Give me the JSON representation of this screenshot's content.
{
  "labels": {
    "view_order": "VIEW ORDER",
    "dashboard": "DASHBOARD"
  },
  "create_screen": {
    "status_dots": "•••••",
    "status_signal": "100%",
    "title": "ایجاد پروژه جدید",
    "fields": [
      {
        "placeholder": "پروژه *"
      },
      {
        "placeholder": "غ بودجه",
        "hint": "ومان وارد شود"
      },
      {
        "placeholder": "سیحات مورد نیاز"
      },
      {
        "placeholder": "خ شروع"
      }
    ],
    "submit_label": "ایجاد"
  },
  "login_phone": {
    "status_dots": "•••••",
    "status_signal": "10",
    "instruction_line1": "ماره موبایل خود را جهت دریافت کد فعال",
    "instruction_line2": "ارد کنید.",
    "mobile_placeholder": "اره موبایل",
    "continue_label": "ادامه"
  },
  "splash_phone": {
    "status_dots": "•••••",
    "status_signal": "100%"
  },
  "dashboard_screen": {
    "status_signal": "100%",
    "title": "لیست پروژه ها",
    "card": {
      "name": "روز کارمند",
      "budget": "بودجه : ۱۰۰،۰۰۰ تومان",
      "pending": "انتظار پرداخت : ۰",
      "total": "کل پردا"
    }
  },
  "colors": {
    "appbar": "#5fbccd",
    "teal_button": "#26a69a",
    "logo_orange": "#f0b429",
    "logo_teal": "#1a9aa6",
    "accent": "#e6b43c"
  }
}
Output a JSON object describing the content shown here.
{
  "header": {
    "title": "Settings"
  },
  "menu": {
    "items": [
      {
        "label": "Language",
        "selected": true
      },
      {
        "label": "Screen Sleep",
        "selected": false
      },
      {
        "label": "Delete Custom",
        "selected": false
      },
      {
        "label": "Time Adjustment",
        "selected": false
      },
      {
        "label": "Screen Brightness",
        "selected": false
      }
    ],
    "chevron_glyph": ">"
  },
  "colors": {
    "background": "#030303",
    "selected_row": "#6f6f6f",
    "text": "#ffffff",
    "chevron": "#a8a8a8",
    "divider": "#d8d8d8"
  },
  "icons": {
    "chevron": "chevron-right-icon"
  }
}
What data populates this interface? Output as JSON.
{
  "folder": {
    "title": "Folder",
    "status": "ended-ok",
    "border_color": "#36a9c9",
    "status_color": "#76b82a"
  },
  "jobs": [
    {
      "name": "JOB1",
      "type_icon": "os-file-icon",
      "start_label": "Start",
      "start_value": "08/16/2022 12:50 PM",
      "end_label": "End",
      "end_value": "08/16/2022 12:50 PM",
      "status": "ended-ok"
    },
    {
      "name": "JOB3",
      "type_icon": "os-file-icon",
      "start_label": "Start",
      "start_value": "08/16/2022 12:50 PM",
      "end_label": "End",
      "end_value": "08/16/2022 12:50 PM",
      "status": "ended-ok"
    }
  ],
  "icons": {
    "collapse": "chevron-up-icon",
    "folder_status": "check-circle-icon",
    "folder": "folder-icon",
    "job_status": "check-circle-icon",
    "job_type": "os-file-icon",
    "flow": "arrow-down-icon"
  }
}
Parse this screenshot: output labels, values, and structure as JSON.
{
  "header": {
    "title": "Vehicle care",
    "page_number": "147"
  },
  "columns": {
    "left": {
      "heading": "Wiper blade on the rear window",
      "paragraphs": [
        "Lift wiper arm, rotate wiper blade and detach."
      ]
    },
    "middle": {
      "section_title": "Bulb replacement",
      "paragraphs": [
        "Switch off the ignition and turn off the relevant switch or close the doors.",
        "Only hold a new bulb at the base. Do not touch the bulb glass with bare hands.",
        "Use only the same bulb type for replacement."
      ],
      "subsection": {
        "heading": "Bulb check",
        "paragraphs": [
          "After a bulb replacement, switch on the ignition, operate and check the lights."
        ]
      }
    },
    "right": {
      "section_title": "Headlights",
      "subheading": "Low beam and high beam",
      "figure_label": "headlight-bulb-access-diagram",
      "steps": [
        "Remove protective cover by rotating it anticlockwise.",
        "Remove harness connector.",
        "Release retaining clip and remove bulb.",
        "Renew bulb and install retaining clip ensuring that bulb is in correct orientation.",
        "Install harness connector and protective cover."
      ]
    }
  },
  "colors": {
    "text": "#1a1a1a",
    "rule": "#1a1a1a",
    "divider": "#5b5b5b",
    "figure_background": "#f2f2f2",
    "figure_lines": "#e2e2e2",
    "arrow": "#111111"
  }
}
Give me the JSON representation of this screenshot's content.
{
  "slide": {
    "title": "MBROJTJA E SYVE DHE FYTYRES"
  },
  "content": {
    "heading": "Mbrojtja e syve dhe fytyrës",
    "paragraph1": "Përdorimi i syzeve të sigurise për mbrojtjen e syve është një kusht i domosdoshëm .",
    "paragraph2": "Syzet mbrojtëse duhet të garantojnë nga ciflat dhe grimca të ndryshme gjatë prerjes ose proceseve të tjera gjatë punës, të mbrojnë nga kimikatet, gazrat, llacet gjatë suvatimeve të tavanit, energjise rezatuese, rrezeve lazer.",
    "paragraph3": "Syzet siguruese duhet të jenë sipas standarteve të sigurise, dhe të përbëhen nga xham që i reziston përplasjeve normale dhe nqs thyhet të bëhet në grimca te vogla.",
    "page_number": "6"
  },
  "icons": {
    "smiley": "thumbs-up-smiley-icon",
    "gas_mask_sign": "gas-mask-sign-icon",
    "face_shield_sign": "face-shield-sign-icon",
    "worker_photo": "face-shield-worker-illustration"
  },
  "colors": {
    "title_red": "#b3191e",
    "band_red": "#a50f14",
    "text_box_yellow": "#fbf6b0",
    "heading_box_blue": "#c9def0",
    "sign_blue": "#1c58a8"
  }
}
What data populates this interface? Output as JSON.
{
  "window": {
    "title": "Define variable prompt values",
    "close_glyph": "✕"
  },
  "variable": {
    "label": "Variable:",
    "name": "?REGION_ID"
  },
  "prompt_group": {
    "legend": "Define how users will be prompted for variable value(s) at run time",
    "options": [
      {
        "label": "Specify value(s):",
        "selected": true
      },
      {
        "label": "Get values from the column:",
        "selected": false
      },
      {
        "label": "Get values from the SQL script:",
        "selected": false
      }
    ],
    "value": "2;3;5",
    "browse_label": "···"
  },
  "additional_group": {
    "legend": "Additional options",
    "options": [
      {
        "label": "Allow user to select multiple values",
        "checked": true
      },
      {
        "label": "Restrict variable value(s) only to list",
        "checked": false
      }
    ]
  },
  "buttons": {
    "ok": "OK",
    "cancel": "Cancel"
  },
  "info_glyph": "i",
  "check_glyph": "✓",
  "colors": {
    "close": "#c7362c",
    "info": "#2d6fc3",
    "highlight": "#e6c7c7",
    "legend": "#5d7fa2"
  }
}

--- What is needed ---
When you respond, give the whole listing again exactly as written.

--- Task output ---
Give me the JSON representation of this screenshot's content.
{
  "labels": {
    "view_order": "VIEW ORDER",
    "dashboard": "DASHBOARD"
  },
  "create_screen": {
    "status_dots": "•••••",
    "status_signal": "100%",
    "title": "ایجاد پروژه جدید",
    "fields": [
      {
        "placeholder": "پروژه *"
      },
      {
        "placeholder": "غ بودجه",
        "hint": "ومان وارد شود"
      },
      {
        "placeholder": "سیحات مورد نیاز"
      },
      {
        "placeholder": "خ شروع"
      }
    ],
    "submit_label": "ایجاد"
  },
  "login_phone": {
    "status_dots": "•••••",
    "status_signal": "10",
    "instruction_line1": "ماره موبایل خود را جهت دریافت کد فعال",
    "instruction_line2": "ارد کنید.",
    "mobile_placeholder": "اره موبایل",
    "continue_label": "ادامه"
  },
  "splash_phone": {
    "status_dots": "•••••",
    "status_signal": "100%"
  },
  "dashboard_screen": {
    "status_signal": "100%",
    "title": "لیست پروژه ها",
    "card": {
      "name": "روز کارمند",
      "budget": "بودجه : ۱۰۰،۰۰۰ تومان",
      "pending": "انتظار پرداخت : ۰",
      "total": "کل پردا"
    }
  },
  "colors": {
    "appbar": "#5fbccd",
    "teal_button": "#26a69a",
    "logo_orange": "#f0b429",
    "logo_teal": "#1a9aa6",
    "accent": "#e6b43c"
  }
}
Output a JSON object describing the content shown here.
{
  "header": {
    "title": "Settings"
  },
  "menu": {
    "items": [
      {
        "label": "Language",
        "selected": true
      },
      {
        "label": "Screen Sleep",
        "selected": false
      },
      {
        "label": "Delete Custom",
        "selected": false
      },
      {
        "label": "Time Adjustment",
        "selected": false
      },
      {
        "label": "Screen Brightness",
        "selected": false
      }
    ],
    "chevron_glyph": ">"
  },
  "colors": {
    "background": "#030303",
    "selected_row": "#6f6f6f",
    "text": "#ffffff",
    "chevron": "#a8a8a8",
    "divider": "#d8d8d8"
  },
  "icons": {
    "chevron": "chevron-right-icon"
  }
}
What data populates this interface? Output as JSON.
{
  "folder": {
    "title": "Folder",
    "status": "ended-ok",
    "border_color": "#36a9c9",
    "status_color": "#76b82a"
  },
  "jobs": [
    {
      "name": "JOB1",
      "type_icon": "os-file-icon",
      "start_label": "Start",
      "start_value": "08/16/2022 12:50 PM",
      "end_label": "End",
      "end_value": "08/16/2022 12:50 PM",
      "status": "ended-ok"
    },
    {
      "name": "JOB3",
      "type_icon": "os-file-icon",
      "start_label": "Start",
      "start_value": "08/16/2022 12:50 PM",
      "end_label": "End",
      "end_value": "08/16/2022 12:50 PM",
      "status": "ended-ok"
    }
  ],
  "icons": {
    "collapse": "chevron-up-icon",
    "folder_status": "check-circle-icon",
    "folder": "folder-icon",
    "job_status": "check-circle-icon",
    "job_type": "os-file-icon",
    "flow": "arrow-down-icon"
  }
}
Parse this screenshot: output labels, values, and structure as JSON.
{
  "header": {
    "title": "Vehicle care",
    "page_number": "147"
  },
  "columns": {
    "left": {
      "heading": "Wiper blade on the rear window",
      "paragraphs": [
        "Lift wiper arm, rotate wiper blade and detach."
      ]
    },
    "middle": {
      "section_title": "Bulb replacement",
      "paragraphs": [
        "Switch off the ignition and turn off the relevant switch or close the doors.",
        "Only hold a new bulb at the base. Do not touch the bulb glass with bare hands.",
        "Use only the same bulb type for replacement."
      ],
      "subsection": {
        "heading": "Bulb check",
        "paragraphs": [
          "After a bulb replacement, switch on the ignition, operate and check the lights."
        ]
      }
    },
    "right": {
      "section_title": "Headlights",
      "subheading": "Low beam and high beam",
      "figure_label": "headlight-bulb-access-diagram",
      "steps": [
        "Remove protective cover by rotating it anticlockwise.",
        "Remove harness connector.",
        "Release retaining clip and remove bulb.",
        "Renew bulb and install retaining clip ensuring that bulb is in correct orientation.",
        "Install harness connector and protective cover."
      ]
    }
  },
  "colors": {
    "text": "#1a1a1a",
    "rule": "#1a1a1a",
    "divider": "#5b5b5b",
    "figure_background": "#f2f2f2",
    "figure_lines": "#e2e2e2",
    "arrow": "#111111"
  }
}
Give me the JSON representation of this screenshot's content.
{
  "slide": {
    "title": "MBROJTJA E SYVE DHE FYTYRES"
  },
  "content": {
    "heading": "Mbrojtja e syve dhe fytyrës",
    "paragraph1": "Përdorimi i syzeve të sigurise për mbrojtjen e syve është një kusht i domosdoshëm .",
    "paragraph2": "Syzet mbrojtëse duhet të garantojnë nga ciflat dhe grimca të ndryshme gjatë prerjes ose proceseve të tjera gjatë punës, të mbrojnë nga kimikatet, gazrat, llacet gjatë suvatimeve të tavanit, energjise rezatuese, rrezeve lazer.",
    "paragraph3": "Syzet siguruese duhet të jenë sipas standarteve të sigurise, dhe të përbëhen nga xham që i reziston përplasjeve normale dhe nqs thyhet të bëhet në grimca te vogla.",
    "page_number": "6"
  },
  "icons": {
    "smiley": "thumbs-up-smiley-icon",
    "gas_mask_sign": "gas-mask-sign-icon",
    "face_shield_sign": "face-shield-sign-icon",
    "worker_photo": "face-shield-worker-illustration"
  },
  "colors": {
    "title_red": "#b3191e",
    "band_red": "#a50f14",
    "text_box_yellow": "#fbf6b0",
    "heading_box_blue": "#c9def0",
    "sign_blue": "#1c58a8"
  }
}
What data populates this interface? Output as JSON.
{
  "window": {
    "title": "Define variable prompt values",
    "close_glyph": "✕"
  },
  "variable": {
    "label": "Variable:",
    "name": "?REGION_ID"
  },
  "prompt_group": {
    "legend": "Define how users will be prompted for variable value(s) at run time",
    "options": [
      {
        "label": "Specify value(s):",
        "selected": true
      },
      {
        "label": "Get values from the column:",
        "selected": false
      },
      {
        "label": "Get values from the SQL script:",
        "selected": false
      }
    ],
    "value": "2;3;5",
    "browse_label": "···"
  },
  "additional_group": {
    "legend": "Additional options",
    "options": [
      {
        "label": "Allow user to select multiple values",
        "checked": true
      },
      {
        "label": "Restrict variable value(s) only to list",
        "checked": false
      }
    ]
  },
  "buttons": {
    "ok": "OK",
    "cancel": "Cancel"
  },
  "info_glyph": "i",
  "check_glyph": "✓",
  "colors": {
    "close": "#c7362c",
    "info": "#2d6fc3",
    "highlight": "#e6c7c7",
    "legend": "#5d7fa2"
  }
}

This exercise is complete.